Mexican authorities are shutting down businesses and much of the country's government in an effort to stop the spread of swine flu.
In the U.S., Vice President Joe Biden says there is no practical benefit in shutting down the country's border with Mexico.
Click play for more with CBN News Medical Reporter Lorie Johnson.
Nationwide, health officials have confirmed more than 90 cases across eleven states. Five people have been hospitalized.
More than 160,000 children across the country stayed home Thursday because their schools are closed as a precaution. That follows the advice President Obama gave to the country last night.
"Keep your hands washed," he said during his televised news conference. "Cover your mouth when you cough. Stay home from work, if you're sick and keep your children home from school if they're sick."
Texas is one of the hardest hit areas in the country by the illness. In Fort Worth, one confirmed case of swine flu has shut down an entire school district. There have been at least 16 confirmed cases of swine flu in the state. So far, The Lone Star State has had the only fatality in this country.
Alert Level Raised
The World Health Organization raised its alert level from four to five, which means a pandemic is imminent. Level 6 is a full-blown pandemic.
Some health experts have called raising the current level to 5 is excessive. Others expect it to be raised within the next day or so.
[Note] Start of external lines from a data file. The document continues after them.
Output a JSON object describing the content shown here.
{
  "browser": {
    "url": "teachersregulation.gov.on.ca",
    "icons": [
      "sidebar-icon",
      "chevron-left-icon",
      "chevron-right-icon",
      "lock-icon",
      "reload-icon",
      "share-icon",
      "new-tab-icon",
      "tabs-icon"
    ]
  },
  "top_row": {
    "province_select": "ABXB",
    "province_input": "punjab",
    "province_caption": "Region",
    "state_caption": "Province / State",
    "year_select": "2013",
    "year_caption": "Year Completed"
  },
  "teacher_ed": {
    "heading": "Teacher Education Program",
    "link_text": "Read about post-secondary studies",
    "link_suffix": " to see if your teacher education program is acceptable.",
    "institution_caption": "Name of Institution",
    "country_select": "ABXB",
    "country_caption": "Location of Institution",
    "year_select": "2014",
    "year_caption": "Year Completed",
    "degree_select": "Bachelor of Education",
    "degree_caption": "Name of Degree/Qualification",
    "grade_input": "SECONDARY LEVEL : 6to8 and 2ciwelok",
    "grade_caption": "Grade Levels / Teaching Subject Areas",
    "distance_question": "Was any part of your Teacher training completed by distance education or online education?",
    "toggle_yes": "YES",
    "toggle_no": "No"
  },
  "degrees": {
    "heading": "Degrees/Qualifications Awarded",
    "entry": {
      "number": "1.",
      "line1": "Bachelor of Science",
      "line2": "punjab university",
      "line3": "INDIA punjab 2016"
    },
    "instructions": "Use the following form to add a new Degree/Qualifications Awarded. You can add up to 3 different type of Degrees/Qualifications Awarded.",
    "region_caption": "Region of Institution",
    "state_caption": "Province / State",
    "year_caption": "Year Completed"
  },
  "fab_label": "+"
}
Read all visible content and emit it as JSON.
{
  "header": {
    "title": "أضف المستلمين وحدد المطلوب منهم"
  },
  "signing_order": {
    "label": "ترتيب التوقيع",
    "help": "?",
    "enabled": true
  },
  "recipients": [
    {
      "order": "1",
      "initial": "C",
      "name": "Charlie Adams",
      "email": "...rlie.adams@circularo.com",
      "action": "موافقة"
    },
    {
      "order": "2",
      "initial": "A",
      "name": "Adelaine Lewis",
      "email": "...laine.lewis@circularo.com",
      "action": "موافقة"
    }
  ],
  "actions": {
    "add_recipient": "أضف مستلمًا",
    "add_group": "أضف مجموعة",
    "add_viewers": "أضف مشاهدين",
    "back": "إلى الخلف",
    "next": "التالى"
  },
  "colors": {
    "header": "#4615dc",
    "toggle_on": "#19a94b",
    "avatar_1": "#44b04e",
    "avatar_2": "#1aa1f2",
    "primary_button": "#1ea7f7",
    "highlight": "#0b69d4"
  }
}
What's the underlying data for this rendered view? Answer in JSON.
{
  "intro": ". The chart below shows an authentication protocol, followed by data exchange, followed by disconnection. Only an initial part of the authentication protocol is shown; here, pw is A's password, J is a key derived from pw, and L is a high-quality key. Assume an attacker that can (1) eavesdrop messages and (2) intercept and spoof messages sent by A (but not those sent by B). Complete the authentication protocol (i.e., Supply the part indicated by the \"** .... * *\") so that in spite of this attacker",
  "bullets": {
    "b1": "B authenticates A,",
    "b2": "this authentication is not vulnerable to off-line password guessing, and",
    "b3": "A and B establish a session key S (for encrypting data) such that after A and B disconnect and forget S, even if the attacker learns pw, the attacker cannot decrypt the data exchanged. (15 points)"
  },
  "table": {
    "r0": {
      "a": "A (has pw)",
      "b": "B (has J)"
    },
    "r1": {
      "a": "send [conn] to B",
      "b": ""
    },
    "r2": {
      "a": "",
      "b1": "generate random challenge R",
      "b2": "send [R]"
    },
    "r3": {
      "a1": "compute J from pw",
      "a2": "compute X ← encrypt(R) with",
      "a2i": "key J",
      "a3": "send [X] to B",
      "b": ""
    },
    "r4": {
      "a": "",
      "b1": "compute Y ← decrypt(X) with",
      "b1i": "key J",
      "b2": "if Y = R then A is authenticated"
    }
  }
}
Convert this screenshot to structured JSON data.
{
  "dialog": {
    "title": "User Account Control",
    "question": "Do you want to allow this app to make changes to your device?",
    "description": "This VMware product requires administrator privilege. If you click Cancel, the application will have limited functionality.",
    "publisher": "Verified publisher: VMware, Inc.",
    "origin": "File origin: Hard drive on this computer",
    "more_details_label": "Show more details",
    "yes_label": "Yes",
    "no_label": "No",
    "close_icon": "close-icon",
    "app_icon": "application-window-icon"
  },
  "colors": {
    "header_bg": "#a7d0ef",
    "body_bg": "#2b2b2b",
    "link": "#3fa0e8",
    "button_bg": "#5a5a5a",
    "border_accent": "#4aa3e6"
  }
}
"Influenza pandemics must be taken seriously precisely, because of their capacity to spread rapidly to every country in the world," said WHO Director- General Dr. Margaret Chan.
The world's eyes are on Mexico, where health officials say the virus may have caused as many 170 deaths.
The biggest reason is because this type of virus is a new strain and doctors know little about. That unknown is what has them worried.
Doctors say there are not many differences between the symptoms of swine flu and the normal flu. People who have swine flu can expect to experience high fever, muscle aches, and fatigue.
If there is a difference, medical experts say swine flu may cause patients to feel more nausea and vomiting.
Adding a little perspective to this story, it is important to note that, so far, less than 200 people around the world are known to have died from swine flu.
However, the regular flu kills at least 36,000 Americans every year. Worldwide, as many as 500,000 die annually from the flu, according to the Centers for Disease Control and the World Health Organization.
Since January, more than 13,000 Americans have died of complications from regular seasonal flu. Most of those victims are elderly.
Is Reaction Overblown?
So is the global reaction to this new strain of flu overblown? Dan Gainor of the Media Research Center told CBN News that the news media has a track record of overplaying these kinds of stories.
"The media have a really bad history of dealing with any sort of flu," he said. "It's like the end of the world."